Fear and anxiety about the health and well-being of ourselves and our loved ones can cause us to isolate ourselves, and get swept away in the contagion of negativity. Indeed, in times when our very survival is at risk, the brain’s “negativity bias” can kick in if we’re not mindful.
Kindness is the key in these turbulent times. As Ponlop Rinpoche says, “Go Kind!”
This “kindness checklist” might help us deal with fear and anxiety during this uncertain time, within the framework of Body, Speech, and Mind.
Take care of your physical health. Although it may sound obvious, make sure to get plenty of rest, eat healthy nourishing foods (with the occasional indulgence,) drink water and herbal tea, cut down on caffeine and alcohol.
Remember to breathe with deep, nourishing diaphragmatic breaths – breathing in cool nourishing air and breathing out warm, stale air, letting go of stress with each outbreath.
Slow down. We are so used to speed and doing-ness. Now is the opportunity to slow down and be.
Exercise. Get outside and walk (maintaining social distance,) every day if possible. Do yoga, Pilates, lujong, stretch, dance. Keep your body moving.
Get out of your PJs and maintain your routine hygiene schedule. (There’s nothing like a good warm shower or bath to release stress and anxiety.)
Become aware of your early warning signs of undue stress before it leads to burnout, e.g., increased irritability, forgetfulness, negative self-talk.
With this in mind, create a good balance between caring for yourself and caring for others. Devoting all of our time and energy to the well-being of others without taking care of ourselves can result in what is called “compassion fatigue.”
Be extra mindful of negative thoughts. Not only about others and the world but, in particular, self-critical thoughts. When such thoughts arise, noticing them as thoughts can create space for letting them go and bringing your attention back to what can be most beneficial for you at that moment.

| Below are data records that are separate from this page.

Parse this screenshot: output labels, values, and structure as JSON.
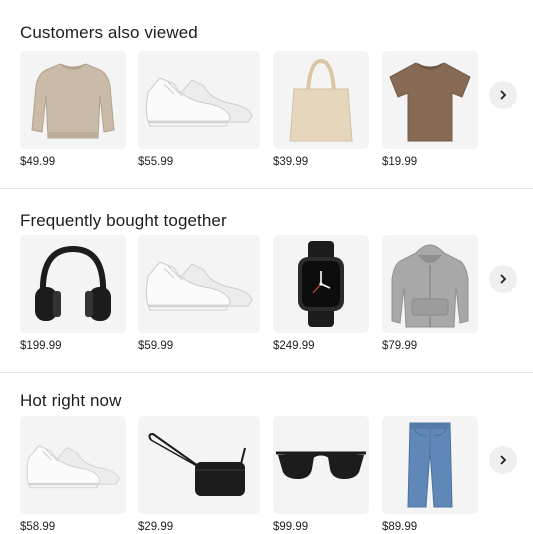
{
  "sections": [
    {
      "title": "Customers also viewed",
      "products": [
        {
          "name": "sweater",
          "icon": "sweater-icon",
          "price": "$49.99"
        },
        {
          "name": "sneakers",
          "icon": "sneaker-icon",
          "price": "$55.99"
        },
        {
          "name": "tote bag",
          "icon": "tote-bag-icon",
          "price": "$39.99"
        },
        {
          "name": "t-shirt",
          "icon": "tshirt-icon",
          "price": "$19.99"
        }
      ]
    },
    {
      "title": "Frequently bought together",
      "products": [
        {
          "name": "headphones",
          "icon": "headphones-icon",
          "price": "$199.99"
        },
        {
          "name": "sneakers",
          "icon": "sneaker-icon",
          "price": "$59.99"
        },
        {
          "name": "smartwatch",
          "icon": "smartwatch-icon",
          "price": "$249.99"
        },
        {
          "name": "hoodie",
          "icon": "hoodie-icon",
          "price": "$79.99"
        }
      ]
    },
    {
      "title": "Hot right now",
      "products": [
        {
          "name": "sneakers",
          "icon": "sneaker-icon",
          "price": "$58.99"
        },
        {
          "name": "crossbody bag",
          "icon": "crossbody-bag-icon",
          "price": "$29.99"
        },
        {
          "name": "sunglasses",
          "icon": "sunglasses-icon",
          "price": "$99.99"
        },
        {
          "name": "jeans",
          "icon": "jeans-icon",
          "price": "$89.99"
        }
      ]
    }
  ],
  "next_icon": "chevron-right-icon",
  "colors": {
    "tile_bg": "#f4f4f4",
    "divider": "#e7e7e7",
    "sweater": "#c9bba8",
    "tshirt": "#866a54",
    "tote": "#e5d6bc",
    "hoodie": "#a8a8a8",
    "jeans": "#5f87b7",
    "black": "#1c1c1c",
    "sneaker": "#fbfbfb"
  }
}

Express your feelings, through journaling, artwork, blogging, poetry and through talking to family and friends. The word “ex-press” literally means to push out, which is particularly important when we are experiencing intense emotions.

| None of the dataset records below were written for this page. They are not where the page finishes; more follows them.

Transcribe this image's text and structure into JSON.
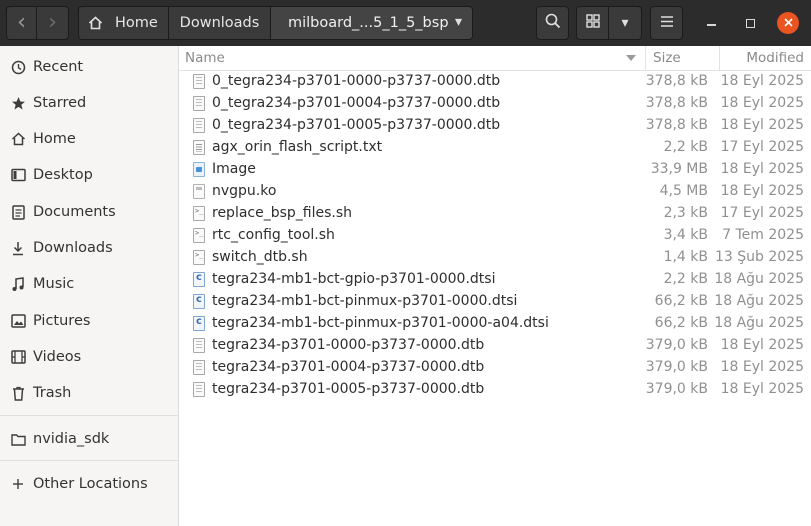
{
  "header": {
    "back_icon": "‹",
    "forward_icon": "›",
    "breadcrumbs": [
      "Home",
      "Downloads",
      "milboard_...5_1_5_bsp"
    ],
    "dropdown_icon": "▾",
    "search_icon": "search-icon",
    "view_icon": "grid-view-icon",
    "menu_icon": "menu-icon"
  },
  "sidebar": {
    "items": [
      {
        "label": "Recent",
        "icon": "clock-icon"
      },
      {
        "label": "Starred",
        "icon": "star-icon"
      },
      {
        "label": "Home",
        "icon": "home-icon"
      },
      {
        "label": "Desktop",
        "icon": "desktop-icon"
      },
      {
        "label": "Documents",
        "icon": "document-icon"
      },
      {
        "label": "Downloads",
        "icon": "download-icon"
      },
      {
        "label": "Music",
        "icon": "music-icon"
      },
      {
        "label": "Pictures",
        "icon": "picture-icon"
      },
      {
        "label": "Videos",
        "icon": "video-icon"
      },
      {
        "label": "Trash",
        "icon": "trash-icon"
      }
    ],
    "bookmarks": [
      {
        "label": "nvidia_sdk",
        "icon": "folder-icon"
      }
    ],
    "other_locations": {
      "label": "Other Locations",
      "icon": "plus-icon"
    }
  },
  "columns": {
    "name": "Name",
    "size": "Size",
    "modified": "Modified"
  },
  "files": [
    {
      "name": "0_tegra234-p3701-0000-p3737-0000.dtb",
      "size": "378,8 kB",
      "modified": "18 Eyl 2025",
      "type": "dtb"
    },
    {
      "name": "0_tegra234-p3701-0004-p3737-0000.dtb",
      "size": "378,8 kB",
      "modified": "18 Eyl 2025",
      "type": "dtb"
    },
    {
      "name": "0_tegra234-p3701-0005-p3737-0000.dtb",
      "size": "378,8 kB",
      "modified": "18 Eyl 2025",
      "type": "dtb"
    },
    {
      "name": "agx_orin_flash_script.txt",
      "size": "2,2 kB",
      "modified": "17 Eyl 2025",
      "type": "txt"
    },
    {
      "name": "Image",
      "size": "33,9 MB",
      "modified": "18 Eyl 2025",
      "type": "img"
    },
    {
      "name": "nvgpu.ko",
      "size": "4,5 MB",
      "modified": "18 Eyl 2025",
      "type": "ko"
    },
    {
      "name": "replace_bsp_files.sh",
      "size": "2,3 kB",
      "modified": "17 Eyl 2025",
      "type": "sh"
    },
    {
      "name": "rtc_config_tool.sh",
      "size": "3,4 kB",
      "modified": "7 Tem 2025",
      "type": "sh"
    },
    {
      "name": "switch_dtb.sh",
      "size": "1,4 kB",
      "modified": "13 Şub 2025",
      "type": "sh"
    },
    {
      "name": "tegra234-mb1-bct-gpio-p3701-0000.dtsi",
      "size": "2,2 kB",
      "modified": "18 Ağu 2025",
      "type": "c"
    },
    {
      "name": "tegra234-mb1-bct-pinmux-p3701-0000.dtsi",
      "size": "66,2 kB",
      "modified": "18 Ağu 2025",
      "type": "c"
    },
    {
      "name": "tegra234-mb1-bct-pinmux-p3701-0000-a04.dtsi",
      "size": "66,2 kB",
      "modified": "18 Ağu 2025",
      "type": "c"
    },
    {
      "name": "tegra234-p3701-0000-p3737-0000.dtb",
      "size": "379,0 kB",
      "modified": "18 Eyl 2025",
      "type": "dtb"
    },
    {
      "name": "tegra234-p3701-0004-p3737-0000.dtb",
      "size": "379,0 kB",
      "modified": "18 Eyl 2025",
      "type": "dtb"
    },
    {
      "name": "tegra234-p3701-0005-p3737-0000.dtb",
      "size": "379,0 kB",
      "modified": "18 Eyl 2025",
      "type": "dtb"
    }
  ],
  "colors": {
    "header_bg": "#2c2c2c",
    "sidebar_bg": "#f6f5f4",
    "close_button": "#e95420"
  }
}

Sing dohas, your favorite rock songs (air guitar is good too,) opera, commercials, or whatever else your heart might desire.

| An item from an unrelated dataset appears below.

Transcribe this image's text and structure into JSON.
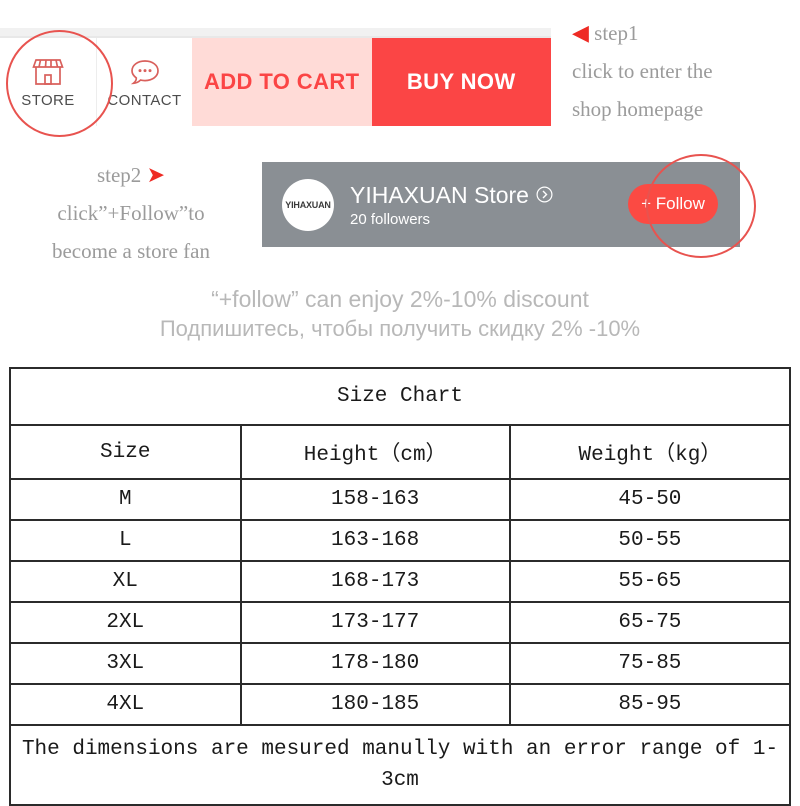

Take time to smile and laugh. Exercising our smile muscles naturally relaxes us and creates feelings of positivity and optimism. It is said that laughter is the best medicine, and indeed it is. Moreover, a sense of humor creates perspective and more spaciousness.
Allow yourself to directly experience whatever you may be feeling, bringing body and mind together as a unified whole. As Buddhist psychotherapist John Welwood has said, “Our bodies hold our wisdom.”
Continue to practice and study the dharma. What a precious opportunity this is to have an intentional home retreat!
Take a break from the media. It can be tempting to watch the news all day and obsess about the woes in the world on social media. It’s really not helpful, and can deepen our negativity bias.
Take breaks from your devices. Staying glued to them day and night can increase stress and prevent us from being in the present moment. In particular, turn off all devices at least 30 minutes before bed to digitally detox and become quiet.
Maintain a healthy balance between alone time and time with others. At the same time, be vigilant to not isolate yourself. There are many opportunities to connect with sangha and others via Zoom, Skype, etc.
Maintain your spiritual practice.
Feel gratitude. Despite all the suffering in the world, there is much to be grateful for: friends and family, the beauty of nature, appreciation of others’ generosity and compassion, the song of a bird, the purr of a cat.
Please know that this checklist is not intended to take the place of professional help. If you are experiencing increased anxiety or depression that is seriously interfering with your daily life (e.g., you are not eating or sleeping, isolating yourself, etc.) you are encouraged to seek guidance from a professional mental health and/or physical health provider. For more resources, please contact firstname.lastname@example.org